The idea that you don’t need to worry about managing resources is fine on some level but it quickly breaks down in any serious application. If you don’t know what I’m talking about its because you havn’t worked on one. Memory is cheap however connections, synchronization objects, threads, transactions, and various OS handles are not. You simply cannot elect not to manage resources and expect a serious application to continue to operate in a sane and reliable manner.

When it comes down to it yes you still have to manage resources on some level regardless of what modern marvel of a programming system you are using and no if handled properly this does not have an appreciable effect on the time it takes to get a particular job done.

I’ve written entire perl applications that use nothing but automatic variables (None explicitly defined or referenced) in a few minutes that would have taken hours to do in any other language that I’m aware of. Thats well and good but we all know full well that serious medium to large scale applications can’t be written this way.

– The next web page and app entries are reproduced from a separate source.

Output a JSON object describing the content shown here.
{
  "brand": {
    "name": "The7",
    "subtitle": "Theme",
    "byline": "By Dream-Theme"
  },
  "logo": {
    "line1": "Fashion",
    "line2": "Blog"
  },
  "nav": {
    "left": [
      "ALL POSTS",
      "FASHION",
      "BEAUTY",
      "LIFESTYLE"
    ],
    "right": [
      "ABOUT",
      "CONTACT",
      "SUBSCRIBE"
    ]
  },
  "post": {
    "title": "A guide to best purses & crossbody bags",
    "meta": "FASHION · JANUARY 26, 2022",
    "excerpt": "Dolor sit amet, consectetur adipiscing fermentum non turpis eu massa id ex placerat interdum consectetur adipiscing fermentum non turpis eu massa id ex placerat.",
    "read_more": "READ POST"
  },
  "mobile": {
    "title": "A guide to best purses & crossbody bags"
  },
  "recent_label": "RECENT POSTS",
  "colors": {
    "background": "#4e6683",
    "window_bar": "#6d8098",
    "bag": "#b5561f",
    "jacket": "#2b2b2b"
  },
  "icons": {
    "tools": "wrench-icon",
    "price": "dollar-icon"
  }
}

I happen to be in Mark’s camp. I think .NEt is a step in wrong direction. Microsoft technologies have always been difficult, and in-efficient, and .NET is probably the worst.

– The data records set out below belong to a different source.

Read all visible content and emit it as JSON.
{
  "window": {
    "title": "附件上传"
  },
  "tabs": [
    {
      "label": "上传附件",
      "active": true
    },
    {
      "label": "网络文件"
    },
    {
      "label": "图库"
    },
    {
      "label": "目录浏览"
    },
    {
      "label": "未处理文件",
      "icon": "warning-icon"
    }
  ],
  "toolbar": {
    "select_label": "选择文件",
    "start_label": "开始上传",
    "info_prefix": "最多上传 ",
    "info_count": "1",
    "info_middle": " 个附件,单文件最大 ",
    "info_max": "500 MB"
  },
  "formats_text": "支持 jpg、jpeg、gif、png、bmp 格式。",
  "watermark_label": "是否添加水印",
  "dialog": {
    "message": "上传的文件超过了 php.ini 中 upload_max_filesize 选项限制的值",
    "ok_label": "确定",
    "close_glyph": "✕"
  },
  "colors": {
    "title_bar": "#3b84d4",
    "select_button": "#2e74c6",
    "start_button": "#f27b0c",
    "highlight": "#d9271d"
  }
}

By constatnly saying that you need 2GB memory to run the latest and the greatest, you almost make them foget to ask why? Why does the new application has to be 10 times bigger, AND 10 times slower, thereby offsetting the advantage of the improved hardware? Just so that you can have 10 such applications? How many applications do you really need (per task of-course)? One good one or 10 sluggish ones?

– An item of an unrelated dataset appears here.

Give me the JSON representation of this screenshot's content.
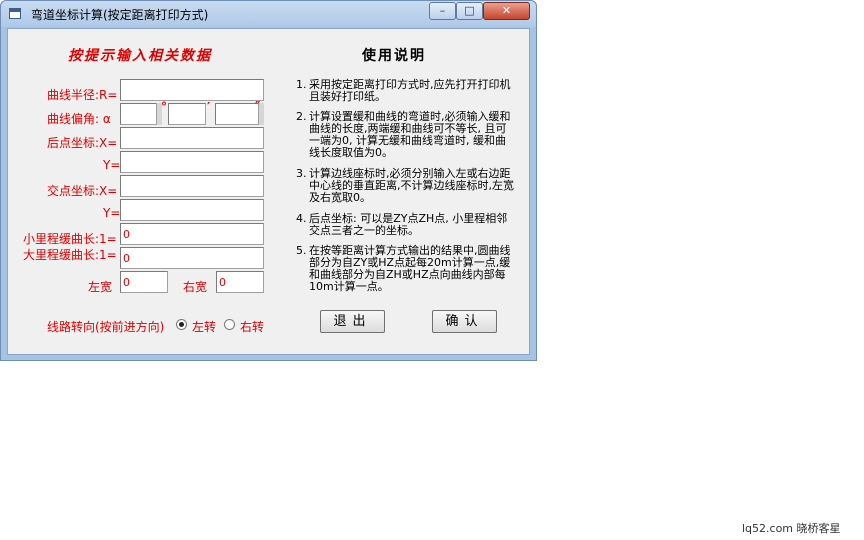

Secondly, as far as rapid application development is concerned, even there .NET is a failure. It’s languages are poorly designed, and hence will keep on changing. Somehow we have come to equate that newer versions of languages (CLR 1.0, CLR 2.0, DXD1 - 10) is an acceptable criteria to judge the ‘maturity’ of a product. Well, these are not products. These should be thought out properly to begin with, so that they stay stable and people can use them to develop products. Products, developed by using the tools are what should have versions, with features added and improvements included.

And finally, (sorry this is getting long), the oft-touted rhetoric that you can develop in ANY language is nonsense. But all these languages are really not different. Their is only one underlying language, CLR - and all the .NET languages are really just syntax sugar coating around CLR. They can not offer anything above and beyond what is there in CLR. A far better alternative is to differentiate the languages based on their ‘class’. Machine level (assembly), main programming (C/C++, Fortran), and then scripting (Perl, Python, Ruby), etc. .NEt languages are much more difficult compared to the above mentioned scripting languages, and much less powerful too. And they are too slow for main-programming category as well. A newer alternative to programming is to use a scripting language to design the shell and logic of your application and implement main engine in a main programming language. I know about Python, that it lets you do that and I belive Python (Lua, or Ruby too), + components developed in C/C++ are the way to program CORRECTLY.

Obviously spoken by someone that never developed anything in .NET.

The share fact you say things like it needs 2G to run and that it’s ten times slower tells me you don’t know the first thing about .NET, try looking up “ngen” in the documentation.